Anterior uterocervical angle measurement improves prediction of cerclage failure
To compare the anterior uterocervical angle and cervical length as predictors of spontaneous preterm delivery in patients with transvaginal cerclage.STUDY DESIGN:
We retrospectively evaluated a cohort of 142 pregnant women with transvaginal cerclage placed over a 5-year period (2010 to 2015) were evaluated. Cervical morphology characteristics were measured from endovaginal imaging, including cervical length, cerclage height, funnel volume and anterior uterocervical angle prior to cerclage placement (UCA 1), shortly after cerclage placement (UCA 2) and the last image prior to delivery (UCA 3). Cerclage failure was defined as delivery prior to 36 weeks. Univariate analysis, receiver operator characteristic curves and binary logistic regression were used for statistical analysis. Statistical significance was defined as a P<0.05.RESULTS:
Among the 142 women with a transvaginal cerclage, 38% had cerclage failure. The mean gestational age at birth was 29.3 ± 5.2 weeks in the failure group compared with 37.9 ± 2.8 weeks in those that did not fail (P<0.001). Univariate analysis identified cervical length (P = 0.034) and UCA 3 (P<0.001) as significantly associated with gestational age at birth. Receiver operator characteristic curves demonstrated improved prediction of delivery prior to 34 weeks at UCA 3 = 108° (97% sensitivity, 65% specificity) compared to a cervical length of 25 mm. At <28 weeks, optimal performance of UCA 3 was found at 112° (100% sensitivity, 62% specificity) compared with cervical length of 25 mm (29% sensitivity, 39% specificity). Binary logistic regression revealed UCA 3>108° conferred an OR 35.1 (95% CI 7.7 to 160.3) for delivery prior to 34 weeks, and UCA 3>112° an OR 42.0 (95% CI 5.3 to 332.1) for delivery prior to 28 weeks. In comparison, CL<25 mm had an OR 4.7 (95% CI 1.8 to 12.2) for delivery prior to 34 weeks and OR 6.0 (95% CI 1.9 to 19.3) prior to 28 weeks.CONCLUSIONS:
In patients with transvaginal cerclage, an increasingly obtuse anterior uterocervical angle reflects an increased risk of cerclage failure in the mid-trimester.
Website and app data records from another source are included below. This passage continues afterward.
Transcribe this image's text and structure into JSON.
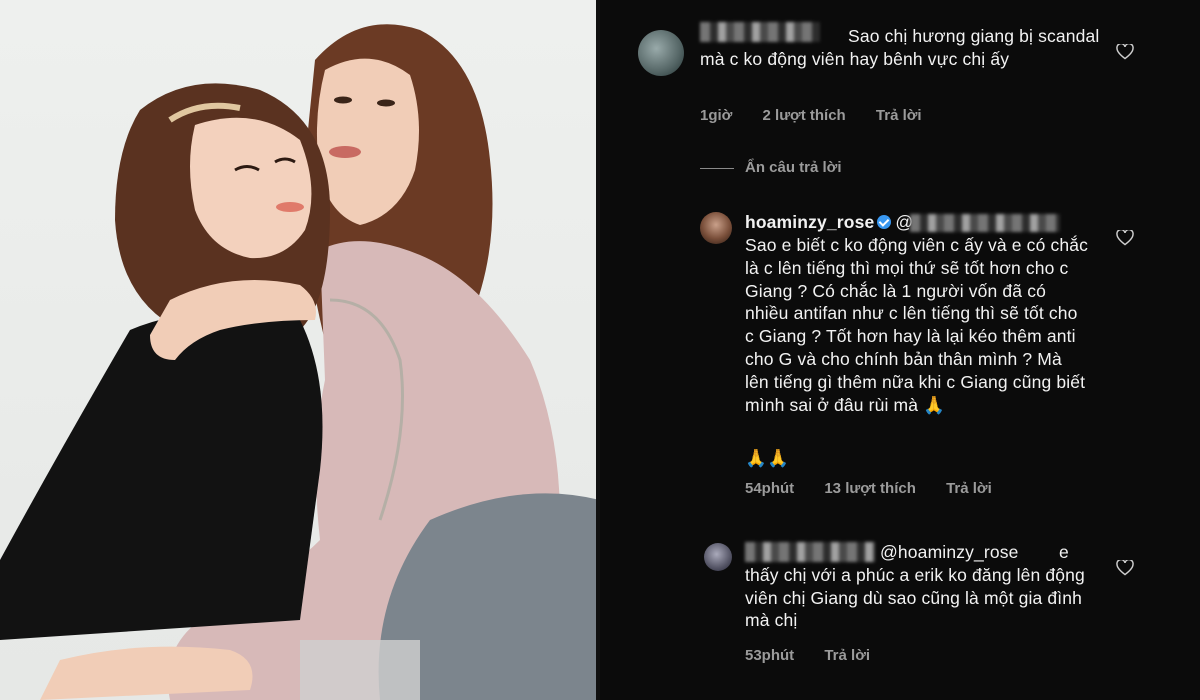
{
  "photo": {
    "description_icon": "photo-of-two-women"
  },
  "comments": [
    {
      "username": "",
      "text": "Sao chị hương giang bị scandal mà c ko động viên hay bênh vực chị ấy",
      "time": "1giờ",
      "likes": "2 lượt thích",
      "reply": "Trả lời"
    },
    {
      "username": "hoaminzy_rose",
      "mention": "@",
      "text": "Sao e biết c ko động viên c ấy và e có chắc là c lên tiếng thì mọi thứ sẽ tốt hơn cho c Giang ? Có chắc là 1 người vốn đã có nhiều antifan như c lên tiếng thì sẽ tốt cho c Giang ? Tốt hơn hay là lại kéo thêm anti cho G và cho chính bản thân mình ? Mà lên tiếng gì thêm nữa khi c Giang cũng biết mình sai ở đâu rùi mà 🙏",
      "text_last": "🙏🙏",
      "time": "54phút",
      "likes": "13 lượt thích",
      "reply": "Trả lời"
    },
    {
      "username": "",
      "mention": "@hoaminzy_rose",
      "text": "e thấy chị với a phúc a erik ko đăng lên động viên chị Giang dù sao cũng là một gia đình mà chị",
      "time": "53phút",
      "reply": "Trả lời"
    }
  ],
  "hide_replies": "Ẩn câu trả lời",
  "colors": {
    "background": "#0b0b0b",
    "text": "#f2f2f2",
    "meta": "#9b9b9b",
    "verified": "#3897f0"
  }
}
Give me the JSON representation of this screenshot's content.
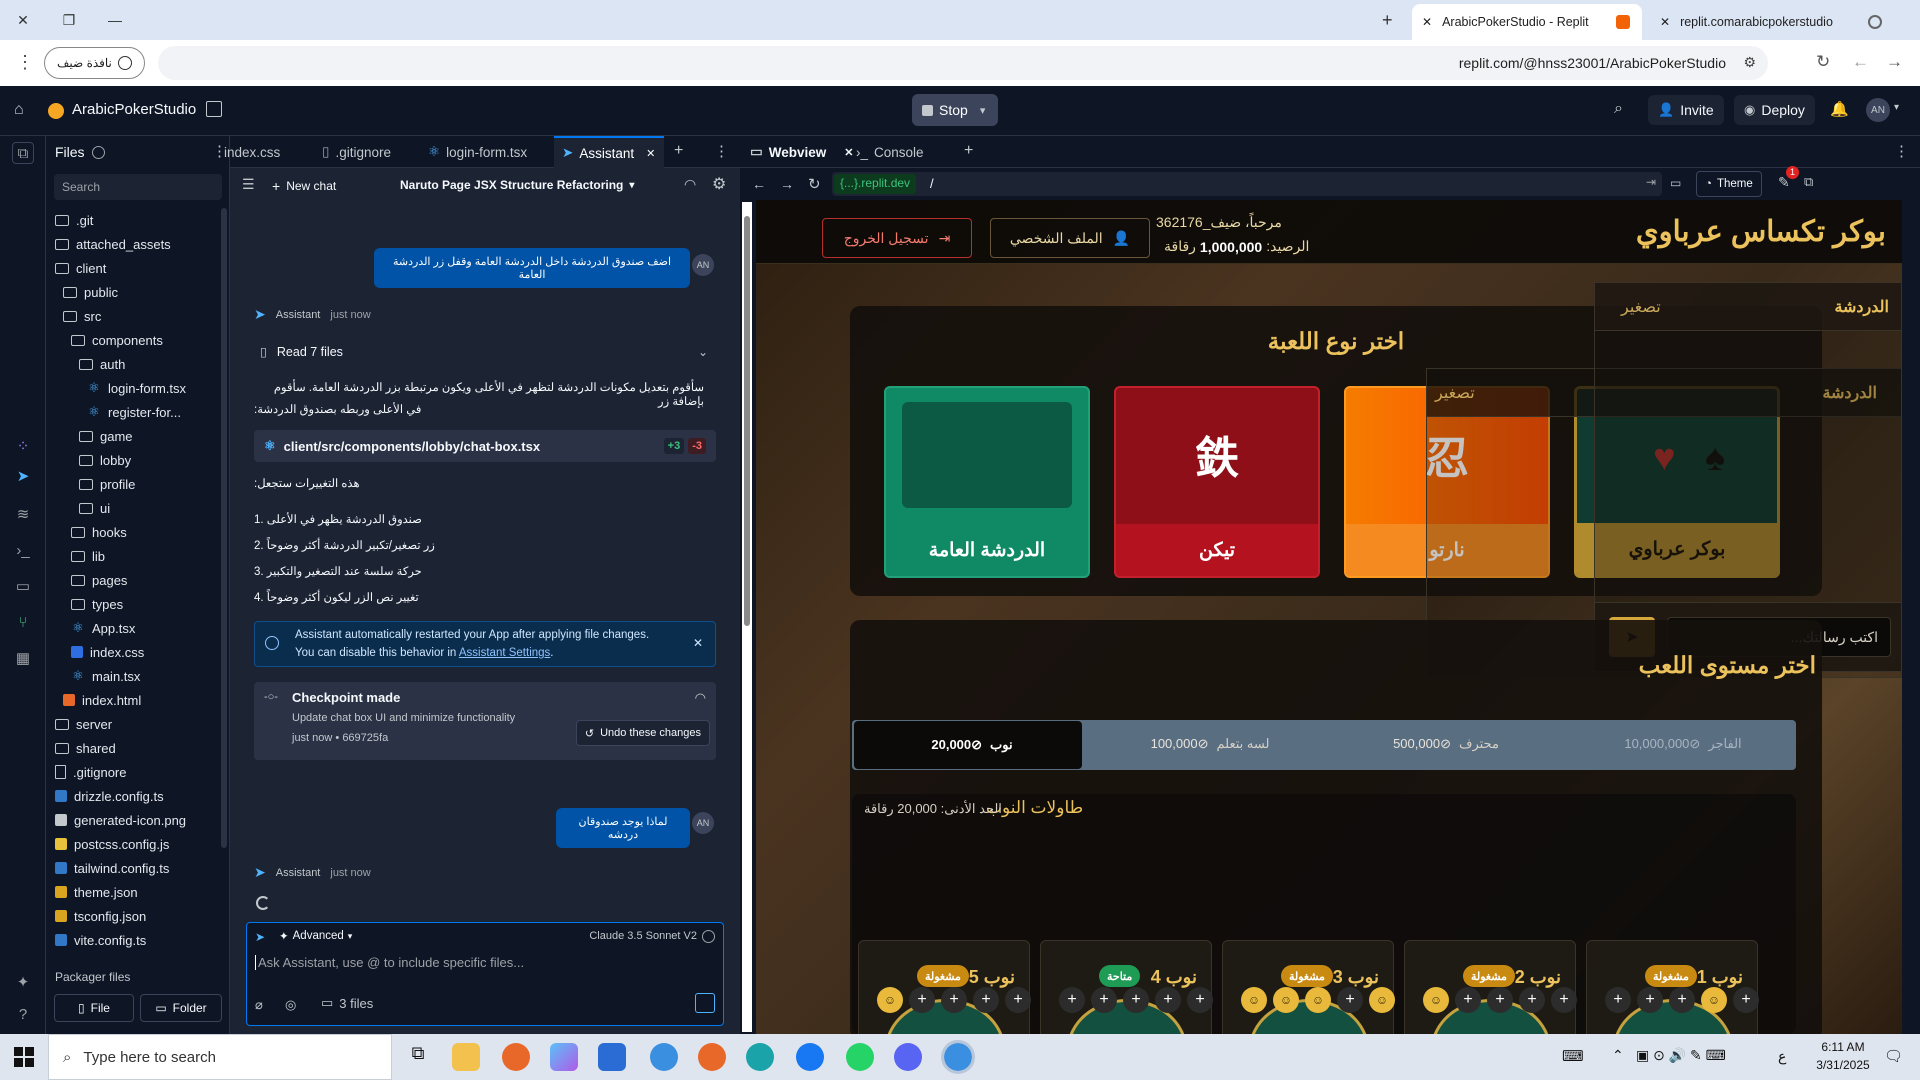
{
  "browser": {
    "tabs": [
      {
        "label": "ArabicPokerStudio - Replit",
        "active": true
      },
      {
        "label": "replit.comarabicpokerstudio",
        "active": false
      }
    ],
    "guest_label": "نافذة ضيف",
    "url": "replit.com/@hnss23001/ArabicPokerStudio"
  },
  "header": {
    "project": "ArabicPokerStudio",
    "stop": "Stop",
    "invite": "Invite",
    "deploy": "Deploy",
    "avatar": "AN"
  },
  "files": {
    "title": "Files",
    "search_placeholder": "Search",
    "items": [
      {
        "name": ".git",
        "type": "folder",
        "depth": 0
      },
      {
        "name": "attached_assets",
        "type": "folder",
        "depth": 0
      },
      {
        "name": "client",
        "type": "folder",
        "depth": 0
      },
      {
        "name": "public",
        "type": "folder",
        "depth": 1
      },
      {
        "name": "src",
        "type": "folder",
        "depth": 1
      },
      {
        "name": "components",
        "type": "folder",
        "depth": 2
      },
      {
        "name": "auth",
        "type": "folder",
        "depth": 3
      },
      {
        "name": "login-form.tsx",
        "type": "react",
        "depth": 4
      },
      {
        "name": "register-for...",
        "type": "react",
        "depth": 4
      },
      {
        "name": "game",
        "type": "folder",
        "depth": 3
      },
      {
        "name": "lobby",
        "type": "folder",
        "depth": 3
      },
      {
        "name": "profile",
        "type": "folder",
        "depth": 3
      },
      {
        "name": "ui",
        "type": "folder",
        "depth": 3
      },
      {
        "name": "hooks",
        "type": "folder",
        "depth": 2
      },
      {
        "name": "lib",
        "type": "folder",
        "depth": 2
      },
      {
        "name": "pages",
        "type": "folder",
        "depth": 2
      },
      {
        "name": "types",
        "type": "folder",
        "depth": 2
      },
      {
        "name": "App.tsx",
        "type": "react",
        "depth": 2
      },
      {
        "name": "index.css",
        "type": "css",
        "depth": 2
      },
      {
        "name": "main.tsx",
        "type": "react",
        "depth": 2
      },
      {
        "name": "index.html",
        "type": "html",
        "depth": 1
      },
      {
        "name": "server",
        "type": "folder",
        "depth": 0
      },
      {
        "name": "shared",
        "type": "folder",
        "depth": 0
      },
      {
        "name": ".gitignore",
        "type": "file",
        "depth": 0
      },
      {
        "name": "drizzle.config.ts",
        "type": "ts",
        "depth": 0
      },
      {
        "name": "generated-icon.png",
        "type": "img",
        "depth": 0
      },
      {
        "name": "postcss.config.js",
        "type": "js",
        "depth": 0
      },
      {
        "name": "tailwind.config.ts",
        "type": "ts",
        "depth": 0
      },
      {
        "name": "theme.json",
        "type": "json",
        "depth": 0
      },
      {
        "name": "tsconfig.json",
        "type": "json",
        "depth": 0
      },
      {
        "name": "vite.config.ts",
        "type": "ts",
        "depth": 0
      }
    ],
    "packager": "Packager files",
    "new_file": "File",
    "new_folder": "Folder"
  },
  "editor_tabs": [
    {
      "label": "index.css"
    },
    {
      "label": ".gitignore"
    },
    {
      "label": "login-form.tsx"
    },
    {
      "label": "Assistant",
      "active": true
    }
  ],
  "assistant": {
    "new_chat": "New chat",
    "chat_title": "Naruto Page JSX Structure Refactoring",
    "msg1": "اضف صندوق الدردشة داخل الدردشة العامة وقفل زر الدردشة العامة",
    "user_avatar": "AN",
    "assistant_name": "Assistant",
    "time": "just now",
    "read_files": "Read 7 files",
    "reply_line1": "سأقوم بتعديل مكونات الدردشة لتظهر في الأعلى ويكون مرتبطة بزر الدردشة العامة. سأقوم بإضافة زر",
    "reply_line2": "في الأعلى وربطه بصندوق الدردشة:",
    "file_path": "client/src/components/lobby/chat-box.tsx",
    "additions": "+3",
    "deletions": "-3",
    "changes_title": "هذه التغييرات ستجعل:",
    "changes": [
      "1. صندوق الدردشة يظهر في الأعلى",
      "2. زر تصغير/تكبير الدردشة أكثر وضوحاً",
      "3. حركة سلسة عند التصغير والتكبير",
      "4. تغيير نص الزر ليكون أكثر وضوحاً"
    ],
    "notice_line1": "Assistant automatically restarted your App after applying file changes.",
    "notice_line2_prefix": "You can disable this behavior in ",
    "notice_link": "Assistant Settings",
    "checkpoint_title": "Checkpoint made",
    "checkpoint_desc": "Update chat box UI and minimize functionality",
    "checkpoint_meta": "just now  • 669725fa",
    "undo": "Undo these changes",
    "msg2": "لماذا يوجد صندوقان دردشه",
    "advanced": "Advanced",
    "model": "Claude 3.5 Sonnet V2",
    "input_placeholder": "Ask Assistant, use @ to include specific files...",
    "files_count": "3 files"
  },
  "webview": {
    "tab1": "Webview",
    "tab2": "Console",
    "url_host": "{...}.replit.dev",
    "url_path": "/",
    "theme": "Theme",
    "notif_count": "1"
  },
  "game": {
    "title": "بوكر تكساس عرباوي",
    "welcome": "مرحباً، ضيف_362176",
    "balance_label": "الرصيد:",
    "balance_value": "1,000,000",
    "balance_unit": "رقاقة",
    "profile": "الملف الشخصي",
    "logout": "تسجيل الخروج",
    "choose_game": "اختر نوع اللعبة",
    "cards": [
      {
        "label": "بوكر عرباوي",
        "color": "#e3b53a"
      },
      {
        "label": "نارتو",
        "color": "#f58a20",
        "glyph": "忍"
      },
      {
        "label": "تيكن",
        "color": "#b51220",
        "glyph": "鉄"
      },
      {
        "label": "الدردشة العامة",
        "color": "#0f8a64"
      }
    ],
    "chat_title": "الدردشة",
    "chat_minimize": "تصغير",
    "chat_placeholder": "اكتب رسالتك...",
    "choose_level": "اختر مستوى اللعب",
    "levels": [
      {
        "name": "نوب",
        "amount": "20,000",
        "active": true
      },
      {
        "name": "لسه بتعلم",
        "amount": "100,000"
      },
      {
        "name": "محترف",
        "amount": "500,000"
      },
      {
        "name": "الفاجر",
        "amount": "10,000,000"
      }
    ],
    "tables_title": "طاولات النوب",
    "min_bet": "الحد الأدنى: 20,000 رقاقة",
    "tables": [
      {
        "name": "نوب 1",
        "status": "مشغولة"
      },
      {
        "name": "نوب 2",
        "status": "مشغولة"
      },
      {
        "name": "نوب 3",
        "status": "مشغولة"
      },
      {
        "name": "نوب 4",
        "status": "متاحة"
      },
      {
        "name": "نوب 5",
        "status": "مشغولة"
      }
    ]
  },
  "taskbar": {
    "search": "Type here to search",
    "lang": "ع",
    "time": "6:11 AM",
    "date": "3/31/2025"
  }
}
Utilization of UCA measurement as a surveillance tool may improve identification of patients at risk for cerclage failure.